WCD in Africa
Important African contributions were made to the WCD, including a case study on Kariba Dam in Zimbabwe, a case study on the Van der Kloof and Gariep Dams in South Africa, and a regional consultation on Africa and the Middle East. The Southern African Hearings for Communities Affected by Large Dams organized by NGOs in November 1999, and submitted to the WCD. A report on Southern Africa’s potential for water conservation written by NGOs was also submitted to the WCD.
In South Africa – the African country with the most large dams (over 500) – the South Africa Multi–Stakeholder Initiative on the WCD completed its work in early 2005. The South Africa process was conducted over 3+ years with the goal of adapting the WCD report to the unique context of South Africa.

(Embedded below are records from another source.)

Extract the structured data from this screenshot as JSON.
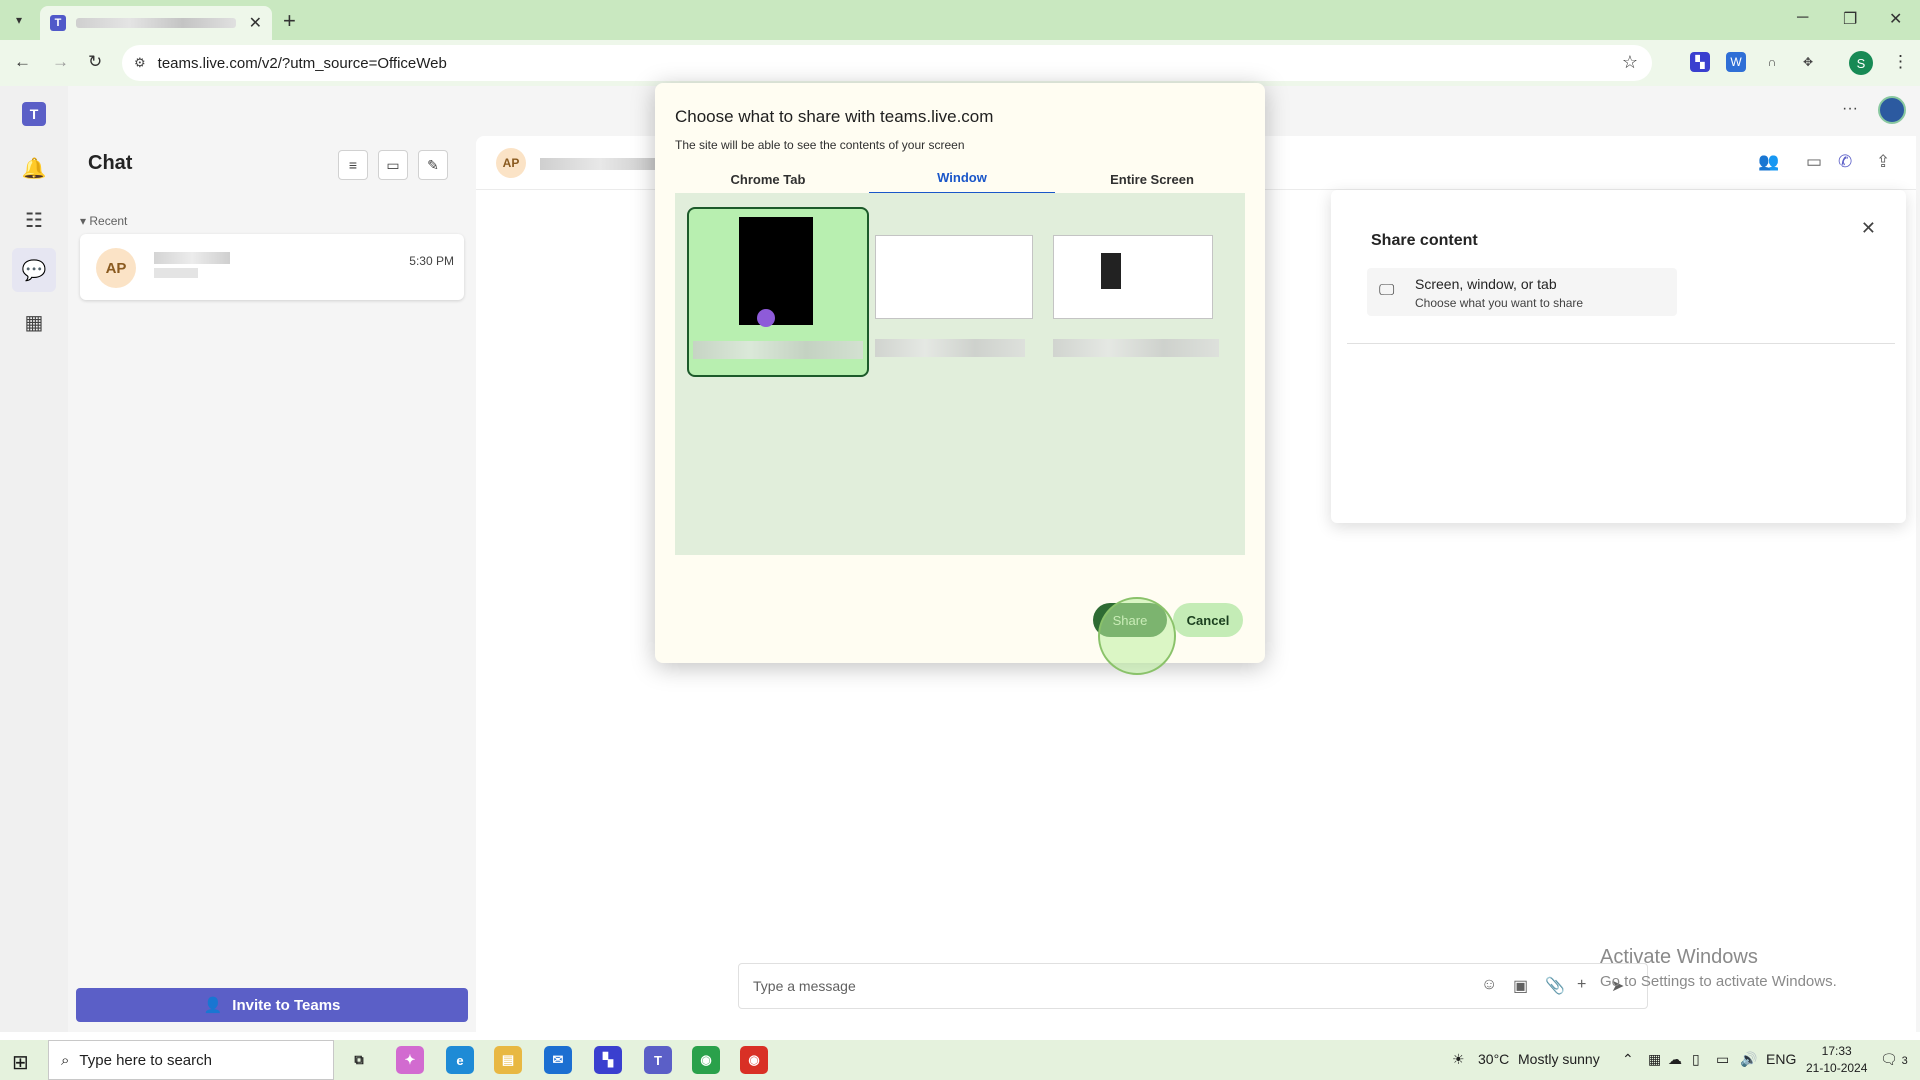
{
  "browser": {
    "tab_new": "+",
    "tab_close": "✕",
    "url": "teams.live.com/v2/?utm_source=OfficeWeb",
    "profile_initial": "S"
  },
  "rail": {
    "logo": "T"
  },
  "chat_pane": {
    "title": "Chat",
    "recent_label": "Recent",
    "item": {
      "initials": "AP",
      "time": "5:30 PM"
    },
    "invite_label": "Invite to Teams"
  },
  "conversation": {
    "header_initials": "AP",
    "composer_placeholder": "Type a message"
  },
  "share_panel": {
    "title": "Share content",
    "option_title": "Screen, window, or tab",
    "option_subtitle": "Choose what you want to share"
  },
  "share_dialog": {
    "title": "Choose what to share with teams.live.com",
    "subtitle": "The site will be able to see the contents of your screen",
    "tabs": [
      {
        "label": "Chrome Tab",
        "active": false
      },
      {
        "label": "Window",
        "active": true
      },
      {
        "label": "Entire Screen",
        "active": false
      }
    ],
    "share_label": "Share",
    "cancel_label": "Cancel"
  },
  "watermark": {
    "line1": "Activate Windows",
    "line2": "Go to Settings to activate Windows."
  },
  "taskbar": {
    "search_placeholder": "Type here to search",
    "weather_temp": "30°C",
    "weather_text": "Mostly sunny",
    "language": "ENG",
    "time": "17:33",
    "date": "21-10-2024",
    "notification_count": "3"
  },
  "colors": {
    "teams_accent": "#5b5fc7",
    "dialog_selected": "#1a56c9",
    "share_button": "#2e6b33"
  }
}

The coordinating committee worked diligently to ensure a fair process and input from all stakeholders, including dam–affected communities.
- Turning the WCD into Action in South Africa
This article, on the South African WCD process, appeared appeared in World Rivers Review, December 2004.
- WCD: What this means for Southern Africa
Members of the South Africa Coordinating Committee created this PowerPoint presentation.
- US Enticed by EU to Buy International (Rip-)Offsets This is the transcript of a speech presented at the national launch of the WCD in Uganda, October 2004.
- South African Multistakeholder Initiative in Formulating Policy on Dams and Development
(A paper by Liane Greeff)
In Nigeria, the Society for Water and Public Health Protection (SWAPHEP) held a public dialogue on the WCD in May 2003. The African Network for Environment and Economic Justice (ANEEJ) also conducted a workshop on the WCD and the proposed Hydro–Electric Power Producing Areas Commission (HYPPADEC) in November 2003.
In Uganda, the National Association of Professional Environmentalists (NAPE) hosted the national launch of the WCD in October 2004. NAPE also developed a brochure in three local languages to promote awareness of the WCD among dam–affected communities in Uganda. Read the Uganda WCD committee's Scoping Report on Decision-Making Processes on Dams in Uganda.
The Southern African Development Community (SADC) agreed in July 2002 to make the development of a regional position on the WCD report a priority, though progress has been slow. SADC countries were encouraged to hold consultations and formulate national positions on the WCD recommendations. South Africa’s process (noted above) is the furthest along in the SADC region. With support from the follow–up organization to the WCD (called the DDP), multi–stakeholder workshops have been held in Lesotho, Namibia, Malawi and Zambia. In Mozambique, NGOs have worked to engage the government and other stakeholders to join in a multi–stakeholder process on the WCD, but have thus far been unsuccessful. They have demanded a moratorium by the government on all dam projects, specifically Mphanda Nkuwa, until the WCD is incorporated into national legislation through a multi–stakeholder process.
- Information Sheet Promoting Dialogue in the SADC Region
This paper includes details of SADC’s three–phase program, May 2004.
- Key Dam Issues in the SADC Region
The African Development Bank (AfDB) welcomed the WCD report when it was released as “a major milestone in the assessment of large dams.” AfDB said it plans "to incorporate the criteria and guidelines during the development of Bank’s technical guidelines to support our recently completed policy on Integrated Water Resources Management," though no additional integration of the WCD has been publicized.
Comparisons of African Dams Against WCD Guidelines
Large dams are regularly prioritized (and even built) without a thorough understanding of the nation’s actual water or energy needs, and without analysis on the best options for meeting those needs. The following projects were reviewed by International Rivers against the WCD guidelines in preparation for the launch of the WCD report:
- Mphanda Nkuwa, Mozambique
This review discusses the proposed Mphanda Nkuwa Dam in Mozambique against the WCD guidelines, 2004. (Learn about efforts by local groups to educate potentially affected communities about the WCD)